    There are global references to the mapping source though. There is a static field of the DataContext that is generated by designer/SQLMetal that holds onto the mapping source so that it can be reused.  The mapping source does not hold onto any DataContext instances though.

     

    There differences you are seeing may be due to different generations of garbarge collection.  I'm not expert on the GC.

    Monday, September 24, 2007 6:58 PM
  • I think I found why the data context and the Customer entity instance wasn't being collected by the GC. Taking a snapshot, in ANTS Profiler, after the GC.Collect(), i found that the customer instance is referenced from a System.Linq.Expressions.ConstantExpression instance. The ConstantExpression instance is referenced from a SqlColumnRef instance. The SqlColumnRef is referenced from a SqlClientArray instance (it's inside a List<T> on the SqlClientArray instance). The SqlClientArray instance is referenced from a ObjectReaderCompiler.ReaderFactoryCache.CacheInfo instance. The CacheInfo instance is referenced from a ObjectReaderCompiler.ReaderFactoryCache (it's inside a LinkedList<T> on the ReaderFactoryCache instance). The ReaderFactoryCache instance is inside a object[] array. And this object[] array is inside a LocalDataStore instance. This LocalDataStore instance is inside an ArrayList instance which is inside a LocalDataStoreMgr instance. The LocalDataStoreMgr instance is inside a LocalDataStoreSlot instance. This LocalDataStoreSlot instance is only referenced from a static object[] array wich ANTS profiler says that is allocated by the CLR initialization.

     

    In other words, the Customer instance cannot be released from memory because the dlinq engine stored it indirectly in a LocalDataStoreSlot on the thread. Since the Customer instance points to the data context, it isn't released too.

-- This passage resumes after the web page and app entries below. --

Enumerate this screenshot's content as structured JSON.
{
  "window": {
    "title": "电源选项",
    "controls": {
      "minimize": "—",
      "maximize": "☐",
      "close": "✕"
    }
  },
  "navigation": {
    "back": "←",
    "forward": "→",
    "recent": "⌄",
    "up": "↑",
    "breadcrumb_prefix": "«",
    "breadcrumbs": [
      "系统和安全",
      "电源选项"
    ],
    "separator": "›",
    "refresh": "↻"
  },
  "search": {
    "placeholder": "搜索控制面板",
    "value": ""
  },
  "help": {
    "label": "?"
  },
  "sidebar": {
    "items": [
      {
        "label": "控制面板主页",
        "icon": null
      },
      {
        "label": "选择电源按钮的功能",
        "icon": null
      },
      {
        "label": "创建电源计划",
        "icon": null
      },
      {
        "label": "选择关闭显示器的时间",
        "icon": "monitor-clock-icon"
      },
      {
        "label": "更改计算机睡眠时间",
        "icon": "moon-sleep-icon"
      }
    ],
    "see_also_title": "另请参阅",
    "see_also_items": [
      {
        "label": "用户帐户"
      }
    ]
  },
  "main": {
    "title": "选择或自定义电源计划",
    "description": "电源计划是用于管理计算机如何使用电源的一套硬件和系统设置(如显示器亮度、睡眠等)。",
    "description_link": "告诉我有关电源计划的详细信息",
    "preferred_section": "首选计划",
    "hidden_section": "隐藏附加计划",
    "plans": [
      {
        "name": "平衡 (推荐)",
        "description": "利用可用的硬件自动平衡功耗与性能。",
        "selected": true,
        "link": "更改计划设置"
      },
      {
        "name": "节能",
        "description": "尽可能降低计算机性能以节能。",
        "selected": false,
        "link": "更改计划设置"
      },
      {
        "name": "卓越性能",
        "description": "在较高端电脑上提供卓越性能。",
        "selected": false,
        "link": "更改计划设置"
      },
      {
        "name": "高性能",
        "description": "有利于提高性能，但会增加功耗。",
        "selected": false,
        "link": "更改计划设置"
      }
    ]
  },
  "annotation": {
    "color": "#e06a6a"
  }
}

    Can you tell me, if the customer instance will stay there forever?

    Monday, September 24, 2007 10:10 PM
  • We've reproduced this problem and are actively working on resolving it.  Thanks for pointing it out.

     

    Tuesday, September 25, 2007 5:48 PM
  • Could you give us the exact build number? If you use

    db.Log = Console.Out;

    The output will show an exact DLL build number. Could you please post/send that?

     

    Thanks,
    Dinesh

    Tuesday, September 25, 2007 6:27 PM
  • The builder number is 3.5.20706.1. That's exactly what appears. Thanks in advance and I'm looking forward to the rtm version of Visual Studio 2008 and i'll assume that this issue will be resolved.

    Tuesday, September 25, 2007 9:15 PM
  • We have taken the bug fix for this issue for RTM. Since the product is almost locked down, we had to take it through a bunch of hoops (approvals) but that is done.

     

    Thanks again for pointing this out.
    Dinesh

     

    Friday, September 28, 2007 4:40 PM
  • Thread blast from the past --- last replied in 2007.

    Did this problem make it back into the 4.0 run-time?  We are using this and have the exact same problem with 4.0 at the moment.  Thousands of instances of SqlNew and SqlMemberAssign. When looking them up in the memory profile, they are all rooted in the ReaderFactoryCache/LocalDataStore for the thread.  Even though we dispose of the DataContext when we are done (using(){}), it just continues to climb in instance count.   We are polling a 2 views in a database once a second, with a query that changes slightly by a DateTime.   I am hoping we are doing something wrong, but it seems like this exact problem reported above is happening to a service app we have.    Here is a pic of the memory reference map.


    Travis Whidden

    Wednesday, June 12, 2013 1:21 AM